That being said, despite the device being capable of taking advantage of faster memory cards, during testing slower memory cards didn’t necessarily compromise the functionality of the device nor did it affect user experience as much as I originally expected. In terms of functionality, everything (including 4K UHD video recording) worked just fine on even the Samsung Class 6 microSD card, the slowest memory card in our lineup. Where I saw the biggest benefit to having faster memory cards is transferring data to/from the PC and loading media such as images in the gallery. The faster memory cards such as the SanDisk Extreme Plus and the Samsung PRO cards felt noticeably faster than the Samsung Class 6 when loading full-size images via the gallery app. However, the difference between the mid-tier and the top tier cards has very little perceptible difference during typical usage scenarios.
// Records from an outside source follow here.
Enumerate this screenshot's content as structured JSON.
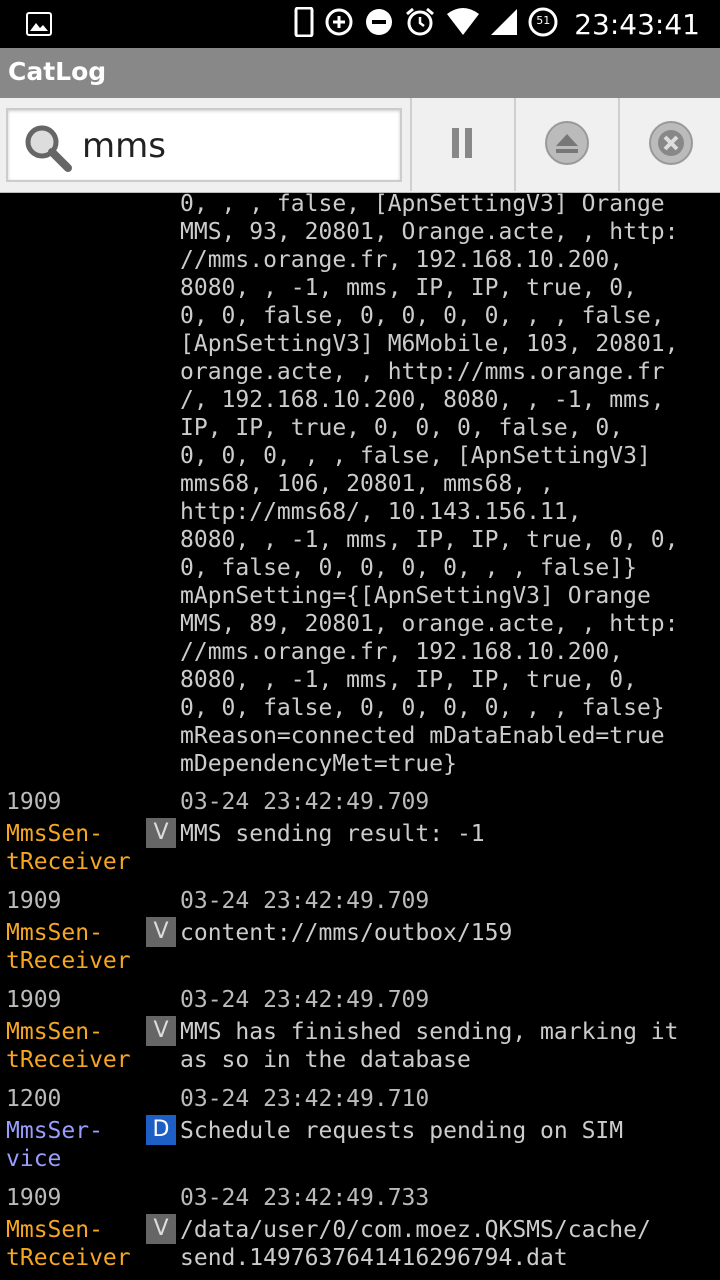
{
  "status_bar": {
    "time": "23:43:41",
    "icons": [
      "image-icon",
      "phone-icon",
      "data-saver-icon",
      "do-not-disturb-icon",
      "alarm-icon",
      "wifi-icon",
      "signal-icon",
      "battery-icon"
    ],
    "battery_label": "51"
  },
  "app": {
    "title": "CatLog"
  },
  "toolbar": {
    "search_value": "mms",
    "buttons": [
      "pause-icon",
      "scroll-top-icon",
      "clear-icon"
    ]
  },
  "log": {
    "continuation_text": "0, , , false, [ApnSettingV3] Orange\nMMS, 93, 20801, Orange.acte, , http:\n//mms.orange.fr, 192.168.10.200,\n8080, , -1, mms, IP, IP, true, 0,\n0, 0, false, 0, 0, 0, 0, , , false,\n[ApnSettingV3] M6Mobile, 103, 20801,\norange.acte, , http://mms.orange.fr\n/, 192.168.10.200, 8080, , -1, mms,\nIP, IP, true, 0, 0, 0, false, 0,\n0, 0, 0, , , false, [ApnSettingV3]\nmms68, 106, 20801, mms68, ,\nhttp://mms68/, 10.143.156.11,\n8080, , -1, mms, IP, IP, true, 0, 0,\n0, false, 0, 0, 0, 0, , , false]}\nmApnSetting={[ApnSettingV3] Orange\nMMS, 89, 20801, orange.acte, , http:\n//mms.orange.fr, 192.168.10.200,\n8080, , -1, mms, IP, IP, true, 0,\n0, 0, false, 0, 0, 0, 0, , , false}\nmReason=connected mDataEnabled=true\nmDependencyMet=true}",
    "entries": [
      {
        "pid": "1909",
        "timestamp": "03-24 23:42:49.709",
        "tag": "MmsSen-\ntReceiver",
        "level": "V",
        "message": "MMS sending result: -1"
      },
      {
        "pid": "1909",
        "timestamp": "03-24 23:42:49.709",
        "tag": "MmsSen-\ntReceiver",
        "level": "V",
        "message": "content://mms/outbox/159"
      },
      {
        "pid": "1909",
        "timestamp": "03-24 23:42:49.709",
        "tag": "MmsSen-\ntReceiver",
        "level": "V",
        "message": "MMS has finished sending, marking it\nas so in the database"
      },
      {
        "pid": "1200",
        "timestamp": "03-24 23:42:49.710",
        "tag": "MmsSer-\nvice",
        "level": "D",
        "message": "Schedule requests pending on SIM"
      },
      {
        "pid": "1909",
        "timestamp": "03-24 23:42:49.733",
        "tag": "MmsSen-\ntReceiver",
        "level": "V",
        "message": "/data/user/0/com.moez.QKSMS/cache/\nsend.1497637641416296794.dat"
      }
    ]
  }
}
Additionally, smartphone users who have root access on their phones can also offload applications to their SD cards as well. Application loading and application performance would greatly rely on the microSD card’s 4K random read/write speeds however, I didn’t find offloading apps all that helpful given that internal phone storage is significantly faster than even the fastest microSD cards we tested today.

Make/Model Speed Rating Capacity Warranty Price $/GB Purchase Link
Kingston UHS-I(U1) 64GB Lifetime $40.99 $0.64 Click Here
Lexar 300x UHS-I(U1) 32GB Lifetime $16.99 $0.53 Click Here
Lexar 633x UHS-I(U1) 16GB Lifetime $23.95 $1.50 Click Here
Patriot EP Series UHS-I(U3) 32GB 5 Years $49.99 $1.56 Click Here
Samsung Class 6 16GB 5 Years $9.49 $0.59 Click Here
Samsung EVO UHS-I(U1) 16GB 10 Years $10.99 $0.69 Click Here
Samsung PRO UHS-I(U1) 32GB 10 Years $29.99 $0.94 Click Here
SanDisk Ultra UHS-I(U1) 64GB 10 Years $34.99 $0.55 Click Here
SanDisk Ultra Plus UHS-I(U1) 128GB Lifetime $119.99 $0.93 Click Here
SanDisk Extreme Plus UHS-I(U3) 64GB Lifetime $62.95 $0.98 Click Here
Transcend Premium 300x UHS-I(U1) 64GB Lifetime $33.80 $0.53 Click Here
Transcend Ultimate 600x UHS-I(U1) 32GB Lifetime $23.95 $0.75 Click Here

In terms of pricing, microSD cards definitely aren’t the most expensive storage products on the planet. Prices range from ~$0.53/GB to ~$1.56/GB, which is relatively inexpensive compared to some of the specialized $4+/GB CF cards we reviewed in our previous roundup.

As for best microSD card in our roundup, I’d have to say the SanDisk Extreme Plus is probably it. The card not only excelled in both sequential reads and writes, but also in 4K random reads and writes as well. It not only has the highest performing 4K random write performance in our roundup, but also beats the next closest competitor by 2-3x. This coupled with its lifetime warranty makes it our top performance pick in the cards we’ve tested today. SanDisk also offers an even more extreme version of the Extreme Plus, the Extreme Pro, which we’d love to check out down the road, but given its significantly higher pricing the Extreme Plus will probably end up being the better value by a significant margin. As a close second, the Samsung PRO microSD card is also our top pick with its class leading sequential read and write performance.

Speaking of value, the award for maximum value definitely goes to both the Lexar 300x and the Transcend Premium 300x microSD card. At $0.53GB, you can not only get 64GB of storage for just ~$34, but you’re also getting class leading sequential read/write performance and a lifetime warranty as well. These are excellent cards which I think would be the perfect choice for current generation smartphone applications.


Samples provided by: Kingston, Patriot, Lexar, SanDisk, Samsung, Transcend